On average, we can only hold around seven chunks of new information in our working memory. This means that teachers need to think very carefully about the details they are providing in an explanation of material to students and minimize anything that is not relevant. Ways of doing this include:
- Thinking carefully about PowerPoint presentations and avoiding images or words that do not directly contribute to an understanding of the material.
- Not presenting students with words on a PowerPoint and speaking to the class at the same time. A better strategy would be to allow the students to read independently, or read aloud with no visual presentation of words.
- If students have been studying material for a long time, minimizing resources that are based on the knowledge they have already secured. This will free up students’ working memories so that they can focus on the next stage of learning.
Strategy 5: Present all the essential information together

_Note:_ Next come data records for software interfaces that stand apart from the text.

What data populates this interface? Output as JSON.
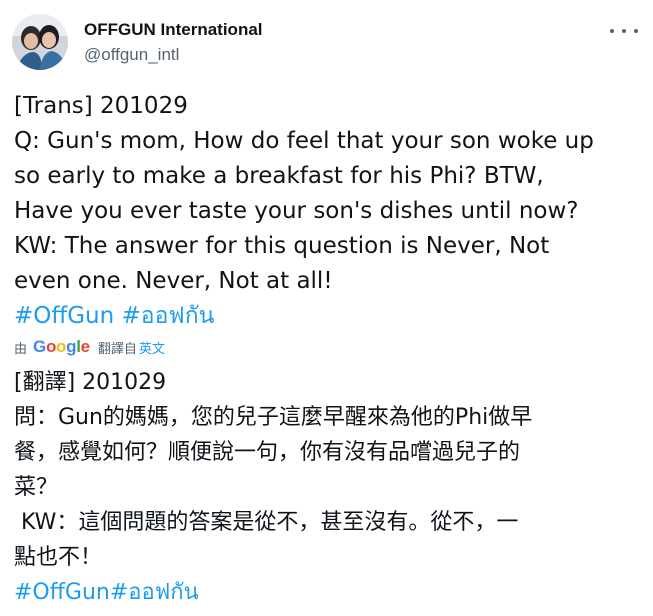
{
  "account": {
    "display_name": "OFFGUN International",
    "handle": "@offgun_intl"
  },
  "tweet": {
    "lines": [
      "[Trans] 201029",
      "Q: Gun's mom, How do feel that your son woke up",
      "so early to make a breakfast for his Phi? BTW,",
      "Have you ever taste your son's dishes until now?",
      "KW: The answer for this question is Never, Not",
      "even one. Never, Not at all!"
    ],
    "hashtags": [
      "#OffGun",
      "#ออฟกัน"
    ]
  },
  "translation": {
    "by_label": "由",
    "provider": "Google",
    "translated_from_label": "翻譯自",
    "language": "英文",
    "lines": [
      "[翻譯] 201029",
      "問：Gun的媽媽，您的兒子這麼早醒來為他的Phi做早",
      "餐，感覺如何？順便說一句，你有沒有品嚐過兒子的",
      "菜？",
      " KW：這個問題的答案是從不，甚至沒有。從不，一",
      "點也不！"
    ],
    "hashtags": "#OffGun#ออฟกัน"
  },
  "colors": {
    "text": "#0f1419",
    "secondary": "#536471",
    "link": "#1d9bf0"
  },
  "icons": {
    "more": "more-horizontal-icon",
    "avatar": "profile-photo"
  }
}
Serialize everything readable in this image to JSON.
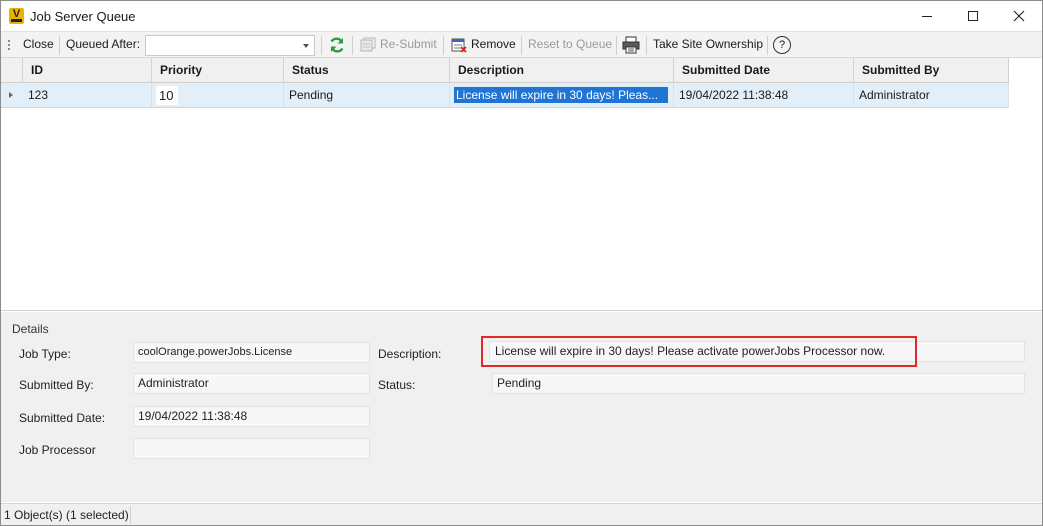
{
  "window": {
    "title": "Job Server Queue",
    "app_icon_letter": "V"
  },
  "toolbar": {
    "close_label": "Close",
    "queued_after_label": "Queued After:",
    "queued_after_value": "",
    "resubmit_label": "Re-Submit",
    "remove_label": "Remove",
    "reset_label": "Reset to Queue",
    "take_ownership_label": "Take Site Ownership",
    "help_label": "?"
  },
  "grid": {
    "columns": [
      "ID",
      "Priority",
      "Status",
      "Description",
      "Submitted Date",
      "Submitted By"
    ],
    "rows": [
      {
        "id": "123",
        "priority": "10",
        "status": "Pending",
        "description": "License will expire in 30 days! Pleas...",
        "submitted_date": "19/04/2022 11:38:48",
        "submitted_by": "Administrator"
      }
    ]
  },
  "details": {
    "title": "Details",
    "job_type_label": "Job Type:",
    "job_type_value": "coolOrange.powerJobs.License",
    "submitted_by_label": "Submitted By:",
    "submitted_by_value": "Administrator",
    "submitted_date_label": "Submitted Date:",
    "submitted_date_value": "19/04/2022 11:38:48",
    "job_processor_label": "Job Processor",
    "job_processor_value": "",
    "description_label": "Description:",
    "description_value": "License will expire in 30 days! Please activate powerJobs Processor now.",
    "status_label": "Status:",
    "status_value": "Pending"
  },
  "statusbar": {
    "text": "1 Object(s) (1 selected)"
  },
  "colors": {
    "selection_blue": "#1f74d4",
    "row_highlight": "#e2eff9",
    "annotation_red": "#e02a2a",
    "refresh_green": "#2e9b3a",
    "app_icon_yellow": "#e8b400"
  }
}
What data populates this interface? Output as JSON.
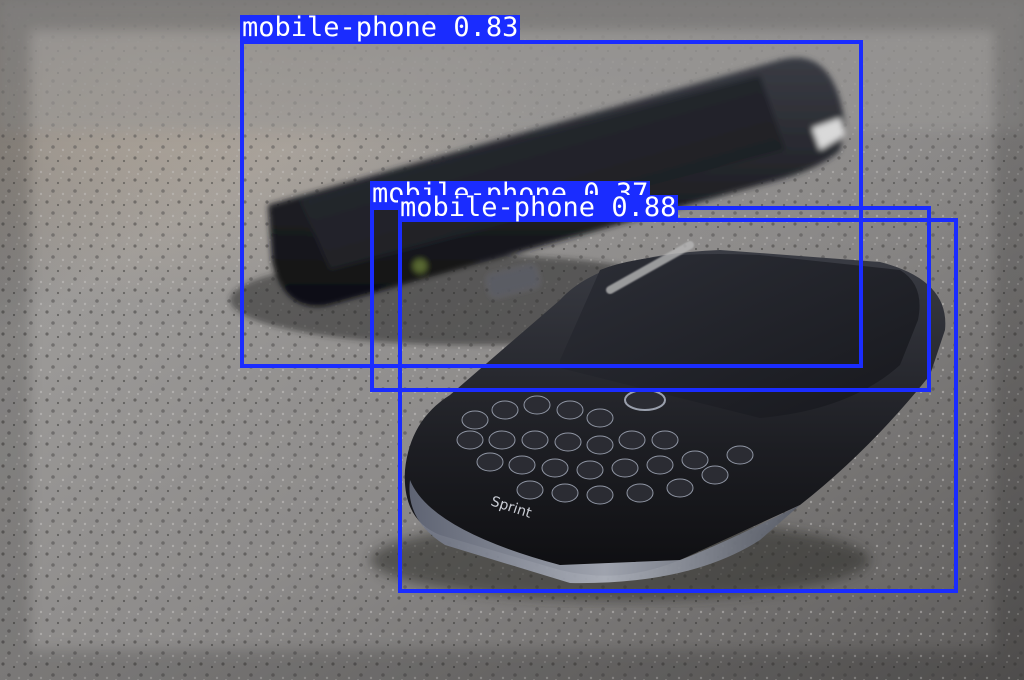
{
  "colors": {
    "box": "#1a2cff",
    "label_text": "#ffffff"
  },
  "detections": [
    {
      "label": "mobile-phone 0.88",
      "class": "mobile-phone",
      "confidence": 0.88
    },
    {
      "label": "mobile-phone 0.37",
      "class": "mobile-phone",
      "confidence": 0.37
    },
    {
      "label": "mobile-phone 0.83",
      "class": "mobile-phone",
      "confidence": 0.83
    }
  ],
  "phone_brand_text": "Sprint"
}
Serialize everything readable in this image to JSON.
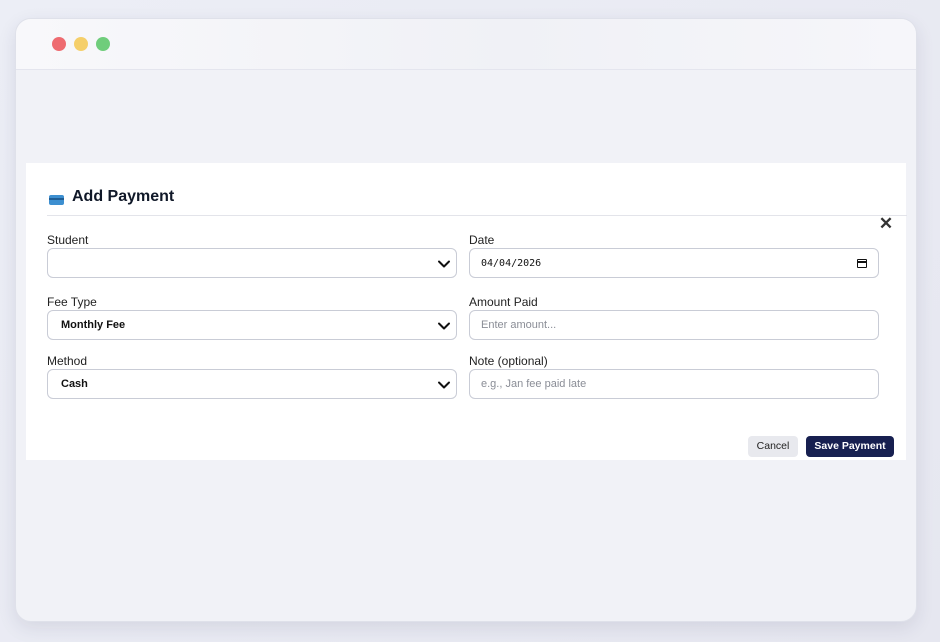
{
  "window": {
    "controls": [
      "close",
      "minimize",
      "maximize"
    ]
  },
  "modal": {
    "title": "Add Payment",
    "icon": "credit-card-icon",
    "close_icon": "close-icon"
  },
  "form": {
    "student": {
      "label": "Student",
      "value": ""
    },
    "date": {
      "label": "Date",
      "value": "04/04/2026"
    },
    "fee_type": {
      "label": "Fee Type",
      "value": "Monthly Fee"
    },
    "amount": {
      "label": "Amount Paid",
      "placeholder": "Enter amount..."
    },
    "method": {
      "label": "Method",
      "value": "Cash"
    },
    "note": {
      "label": "Note (optional)",
      "placeholder": "e.g., Jan fee paid late"
    }
  },
  "actions": {
    "cancel_label": "Cancel",
    "save_label": "Save Payment"
  },
  "colors": {
    "primary_button": "#172050",
    "accent_icon": "#3d8fd0"
  }
}
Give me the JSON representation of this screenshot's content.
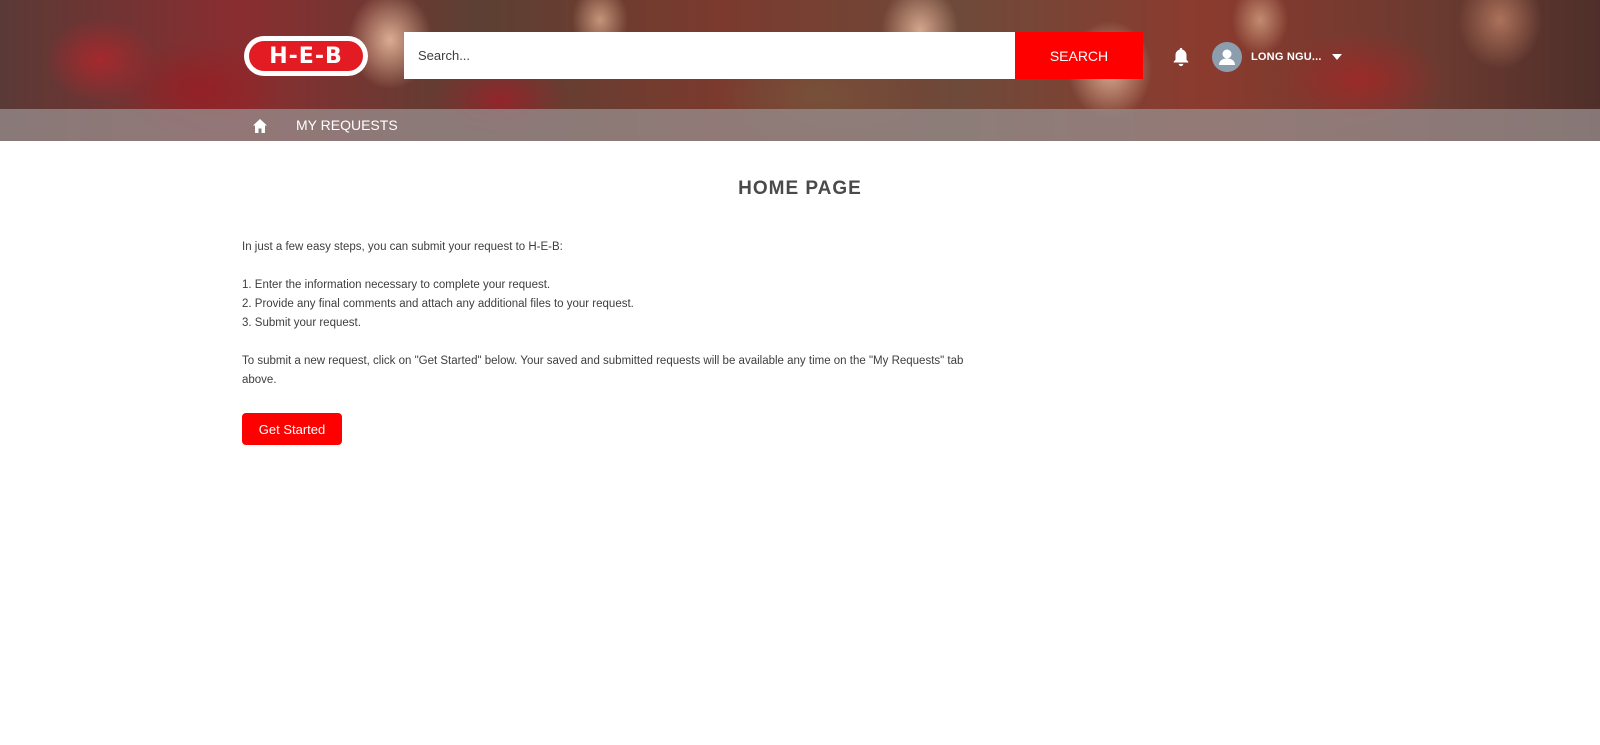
{
  "brand": {
    "logo_text": "H-E-B",
    "accent_color": "#ff0000"
  },
  "search": {
    "placeholder": "Search...",
    "button_label": "SEARCH"
  },
  "header": {
    "notification_icon": "bell-icon",
    "user_name": "LONG NGU...",
    "user_icon": "user-avatar-icon",
    "menu_icon": "chevron-down-icon"
  },
  "nav": {
    "home_icon": "home-icon",
    "items": [
      {
        "label": "MY REQUESTS"
      }
    ]
  },
  "main": {
    "title": "HOME PAGE",
    "intro": "In just a few easy steps, you can submit your request to H-E-B:",
    "steps": [
      "1. Enter the information necessary to complete your request.",
      "2. Provide any final comments and attach any additional files to your request.",
      "3. Submit your request."
    ],
    "instructions": "To submit a new request, click on \"Get Started\" below. Your saved and submitted requests will be available any time on the \"My Requests\" tab above.",
    "cta_label": "Get Started"
  }
}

A key aim of the explanation is to avoid the split-attention effect. This is when students have to divide their attention between two or more sources of information that have been presented effectively but can only be understood in reference to each other. The English Department at Durrington has recently been developing resources with this strategy in mind. Year 11 students have been practicing their extended transactional writing pieces with a particular focus on structuring their writing effectively. To support the explanation of how these pieces should be constructed, every student is provided with examples, with the labels integrated into the model (rather than on a separate resource or different page) to show how the structuring strategy works in the piece.
Strategy 6: Simplify complex information by presenting it orally and visually.
Our working memory has two separate ‘channels’ that can cope with visual information and auditory information. If information is spread across the auditory and visual channels at once, the cognitive load can be better managed by the student. Ways to enact this strategy include using images to support verbal descriptions (as long as the images are directly linked to the explanation) and summarising key ideas in a diagram. Our Geography department makes excellent use of this strategy through their case study diagrams, which you can read about here.
Strategy 7: Encourage students to visualize concepts and procedures they have learned.
This is a strategy for when students have already been taught the necessary declarative or procedural knowledge and have a very secure and accurate understanding. The aim is for students to mentally visualize themselves carrying out a task or solving a problem. The process of visualizing helps to make this knowledge automatic by storing it in long-term memory. For example, imagine a teacher has spent considerable time taking students through the process of answering a 6 mark question in PE. The subject knowledge has been taught as well as the steps to answering this type of question, and this has been practiced many times. With visualization, the PE teacher may present the students with a new 6 mark question and ask them to imagine every step they would take to answer the question. This strategy can be an effective way of gradually removing guidance on the way to independence.